WHAT YOU HAVE TO DO
Repeat the records below exactly, leaving out every picture.

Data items
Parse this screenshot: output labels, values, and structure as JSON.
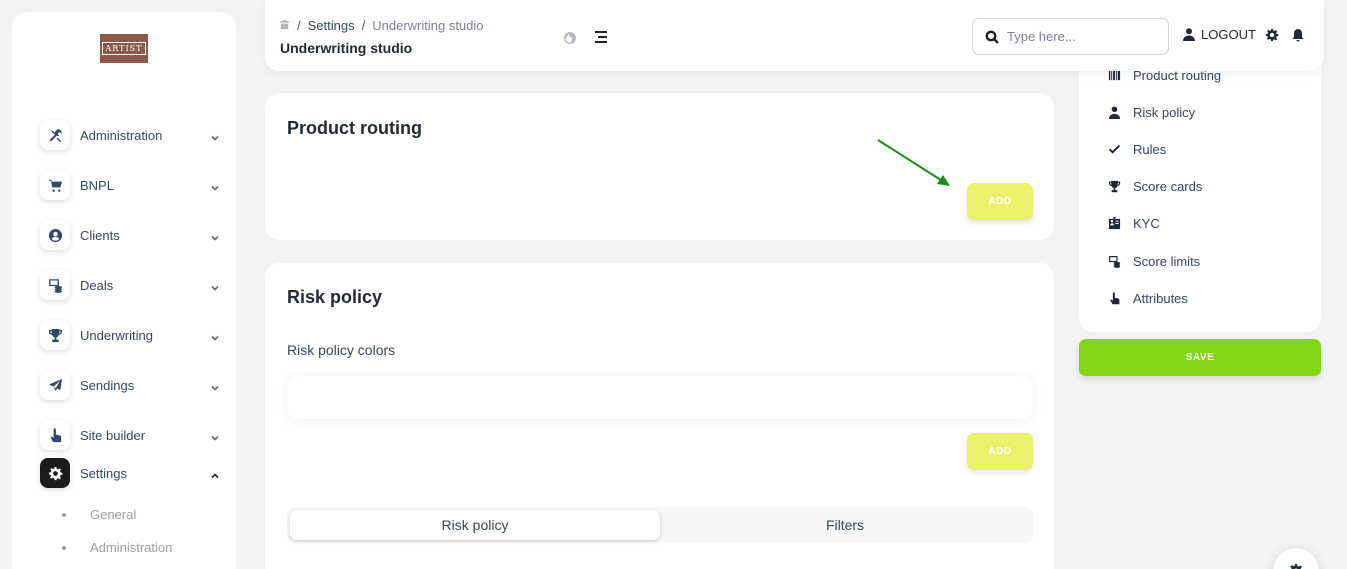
{
  "sidebar": {
    "logo_text": "ARTIST",
    "items": [
      {
        "label": "Administration",
        "icon": "tools-icon"
      },
      {
        "label": "BNPL",
        "icon": "cart-icon"
      },
      {
        "label": "Clients",
        "icon": "user-circle-icon"
      },
      {
        "label": "Deals",
        "icon": "coins-icon"
      },
      {
        "label": "Underwriting",
        "icon": "trophy-icon"
      },
      {
        "label": "Sendings",
        "icon": "send-icon"
      },
      {
        "label": "Site builder",
        "icon": "pointer-hand-icon"
      },
      {
        "label": "Settings",
        "icon": "gear-icon"
      }
    ],
    "sub_items": [
      "General",
      "Administration"
    ]
  },
  "topbar": {
    "breadcrumb": [
      "Settings",
      "Underwriting studio"
    ],
    "title": "Underwriting studio",
    "search_placeholder": "Type here...",
    "logout_label": "LOGOUT"
  },
  "product_routing": {
    "title": "Product routing",
    "add_label": "ADD"
  },
  "risk_policy": {
    "title": "Risk policy",
    "colors_label": "Risk policy colors",
    "add_label": "ADD",
    "tabs": [
      "Risk policy",
      "Filters"
    ]
  },
  "right_nav": {
    "items": [
      {
        "label": "Product routing",
        "icon": "barcode-icon"
      },
      {
        "label": "Risk policy",
        "icon": "user-icon"
      },
      {
        "label": "Rules",
        "icon": "check-icon"
      },
      {
        "label": "Score cards",
        "icon": "trophy-icon"
      },
      {
        "label": "KYC",
        "icon": "id-card-icon"
      },
      {
        "label": "Score limits",
        "icon": "coins-icon"
      },
      {
        "label": "Attributes",
        "icon": "pointer-hand-icon"
      }
    ],
    "save_label": "SAVE"
  },
  "colors": {
    "add_button": "#e9f26a",
    "save_button": "#82d616",
    "annotation_arrow": "#1a8a1a"
  }
}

ANSWER BOX
Parse this screenshot: output labels, values, and structure as JSON.
{
  "sidebar": {
    "logo_text": "ARTIST",
    "items": [
      {
        "label": "Administration",
        "icon": "tools-icon"
      },
      {
        "label": "BNPL",
        "icon": "cart-icon"
      },
      {
        "label": "Clients",
        "icon": "user-circle-icon"
      },
      {
        "label": "Deals",
        "icon": "coins-icon"
      },
      {
        "label": "Underwriting",
        "icon": "trophy-icon"
      },
      {
        "label": "Sendings",
        "icon": "send-icon"
      },
      {
        "label": "Site builder",
        "icon": "pointer-hand-icon"
      },
      {
        "label": "Settings",
        "icon": "gear-icon"
      }
    ],
    "sub_items": [
      "General",
      "Administration"
    ]
  },
  "topbar": {
    "breadcrumb": [
      "Settings",
      "Underwriting studio"
    ],
    "title": "Underwriting studio",
    "search_placeholder": "Type here...",
    "logout_label": "LOGOUT"
  },
  "product_routing": {
    "title": "Product routing",
    "add_label": "ADD"
  },
  "risk_policy": {
    "title": "Risk policy",
    "colors_label": "Risk policy colors",
    "add_label": "ADD",
    "tabs": [
      "Risk policy",
      "Filters"
    ]
  },
  "right_nav": {
    "items": [
      {
        "label": "Product routing",
        "icon": "barcode-icon"
      },
      {
        "label": "Risk policy",
        "icon": "user-icon"
      },
      {
        "label": "Rules",
        "icon": "check-icon"
      },
      {
        "label": "Score cards",
        "icon": "trophy-icon"
      },
      {
        "label": "KYC",
        "icon": "id-card-icon"
      },
      {
        "label": "Score limits",
        "icon": "coins-icon"
      },
      {
        "label": "Attributes",
        "icon": "pointer-hand-icon"
      }
    ],
    "save_label": "SAVE"
  },
  "colors": {
    "add_button": "#e9f26a",
    "save_button": "#82d616",
    "annotation_arrow": "#1a8a1a"
  }
}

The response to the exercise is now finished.